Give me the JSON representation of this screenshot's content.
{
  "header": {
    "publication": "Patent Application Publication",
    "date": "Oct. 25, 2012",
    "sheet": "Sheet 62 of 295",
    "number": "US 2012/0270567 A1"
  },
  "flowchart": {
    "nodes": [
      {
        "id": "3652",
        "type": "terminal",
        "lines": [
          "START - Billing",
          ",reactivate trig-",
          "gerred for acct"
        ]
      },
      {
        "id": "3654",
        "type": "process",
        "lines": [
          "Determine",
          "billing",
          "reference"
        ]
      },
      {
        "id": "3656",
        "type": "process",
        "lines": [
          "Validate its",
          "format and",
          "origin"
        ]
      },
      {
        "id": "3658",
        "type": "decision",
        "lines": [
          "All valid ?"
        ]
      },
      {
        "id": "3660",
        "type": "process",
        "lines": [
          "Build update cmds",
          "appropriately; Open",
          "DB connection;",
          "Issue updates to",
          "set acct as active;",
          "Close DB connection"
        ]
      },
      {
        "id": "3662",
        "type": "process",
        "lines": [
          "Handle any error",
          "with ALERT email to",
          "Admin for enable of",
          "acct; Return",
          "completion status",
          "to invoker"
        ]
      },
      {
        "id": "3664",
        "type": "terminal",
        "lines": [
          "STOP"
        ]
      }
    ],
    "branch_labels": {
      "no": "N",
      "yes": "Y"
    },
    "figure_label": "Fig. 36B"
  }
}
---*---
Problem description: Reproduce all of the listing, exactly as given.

Exercise answer:
Give me the JSON representation of this screenshot's content.
{
  "header": {
    "publication": "Patent Application Publication",
    "date": "Oct. 25, 2012",
    "sheet": "Sheet 62 of 295",
    "number": "US 2012/0270567 A1"
  },
  "flowchart": {
    "nodes": [
      {
        "id": "3652",
        "type": "terminal",
        "lines": [
          "START - Billing",
          ",reactivate trig-",
          "gerred for acct"
        ]
      },
      {
        "id": "3654",
        "type": "process",
        "lines": [
          "Determine",
          "billing",
          "reference"
        ]
      },
      {
        "id": "3656",
        "type": "process",
        "lines": [
          "Validate its",
          "format and",
          "origin"
        ]
      },
      {
        "id": "3658",
        "type": "decision",
        "lines": [
          "All valid ?"
        ]
      },
      {
        "id": "3660",
        "type": "process",
        "lines": [
          "Build update cmds",
          "appropriately; Open",
          "DB connection;",
          "Issue updates to",
          "set acct as active;",
          "Close DB connection"
        ]
      },
      {
        "id": "3662",
        "type": "process",
        "lines": [
          "Handle any error",
          "with ALERT email to",
          "Admin for enable of",
          "acct; Return",
          "completion status",
          "to invoker"
        ]
      },
      {
        "id": "3664",
        "type": "terminal",
        "lines": [
          "STOP"
        ]
      }
    ],
    "branch_labels": {
      "no": "N",
      "yes": "Y"
    },
    "figure_label": "Fig. 36B"
  }
}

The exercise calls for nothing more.